The Cambodian Oral History Project recently published its 50th translation, which marks an important milestone for the project. Although COHP’s main focus has been collecting and preserving the oral histories of Cambodians in their homeland and heritage communities in the United States, the last couple of years have witnessed an unprecedented acceleration in translating and sharing these special stories with our English-speaking project supporters. As of December 2023, the project has now officially published 50 translations (20 of which were completed this year alone) and is looking forward to the publication of nearly 20 more in the next couple of months.

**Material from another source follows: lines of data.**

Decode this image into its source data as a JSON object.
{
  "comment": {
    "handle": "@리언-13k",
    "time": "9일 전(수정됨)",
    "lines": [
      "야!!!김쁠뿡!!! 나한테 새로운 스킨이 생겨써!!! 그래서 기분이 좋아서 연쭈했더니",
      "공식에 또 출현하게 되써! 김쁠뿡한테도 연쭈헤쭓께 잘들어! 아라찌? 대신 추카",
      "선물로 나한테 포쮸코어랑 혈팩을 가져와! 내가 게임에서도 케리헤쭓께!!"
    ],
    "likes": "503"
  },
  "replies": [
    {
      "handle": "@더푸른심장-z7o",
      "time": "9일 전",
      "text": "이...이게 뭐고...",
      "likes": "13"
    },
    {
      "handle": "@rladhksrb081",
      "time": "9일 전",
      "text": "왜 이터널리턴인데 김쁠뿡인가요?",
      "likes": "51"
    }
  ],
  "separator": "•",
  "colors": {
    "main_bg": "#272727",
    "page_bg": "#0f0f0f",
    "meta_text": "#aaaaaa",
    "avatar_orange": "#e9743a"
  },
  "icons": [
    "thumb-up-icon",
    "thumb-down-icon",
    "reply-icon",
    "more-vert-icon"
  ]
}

While this 50th translation has helped quantify the progress of the project, we also wanted to highlight it here because of how stunning this interview truly is. This story—shared by interviewee Kean Hun—chronicles an incredible account of risking her life over and over to keep her family members together and finding creative ways to survive everyday life during the Pol Pot regime. Her story comes to a climax when she describes watching her mother being taken away to be executed at the same moment the Vietnamese were invading her village to liberate the residents from the Khmer Rouge. In a fast-paced chase scene, she was able to rescue her mother and escape with her family––this time free from the clutches of the oppressive Khmer Rouge. She recalls her vivid feelings by saying:
“I ran! Oh, back then I ran, and I didn’t even feel tired. I felt so overjoyed! When the Vietnamese came in, the Khmer Rouge had nothing to do but run away and leave us behind, we had survived it all. Both my father and my mother survived, and they lived to celebrate their lives in this very generation. If there wasn’t Vietnamese intervention, then we wouldn’t have lived to this day.”
This interview stands out as one of the most compelling we’ve ever published since the inception of COHP’s translation efforts, and it perfectly articulates the reason we collect these stories—so that people everywhere can understand and appreciate the unwavering resilience and beauty encapsulated in the life stories that have been shared with each of us. We hope that you will take the time to read Kean Hun’s complete story, accessible through her interviewee page here: Kean Hun’s Interview
We wanted to express gratitude to all of our translation team members, namely Ethan Arkell, Devon Crane, and Thomas Barrett, as well as our many volunteer translators who have made this and other fantastic stories available to everyone! We couldn’t have done this without your diligent efforts.
We also want to acknowledge the generous, ongoing funding from Brigham Young University’s College of Humanities for translation and for general support.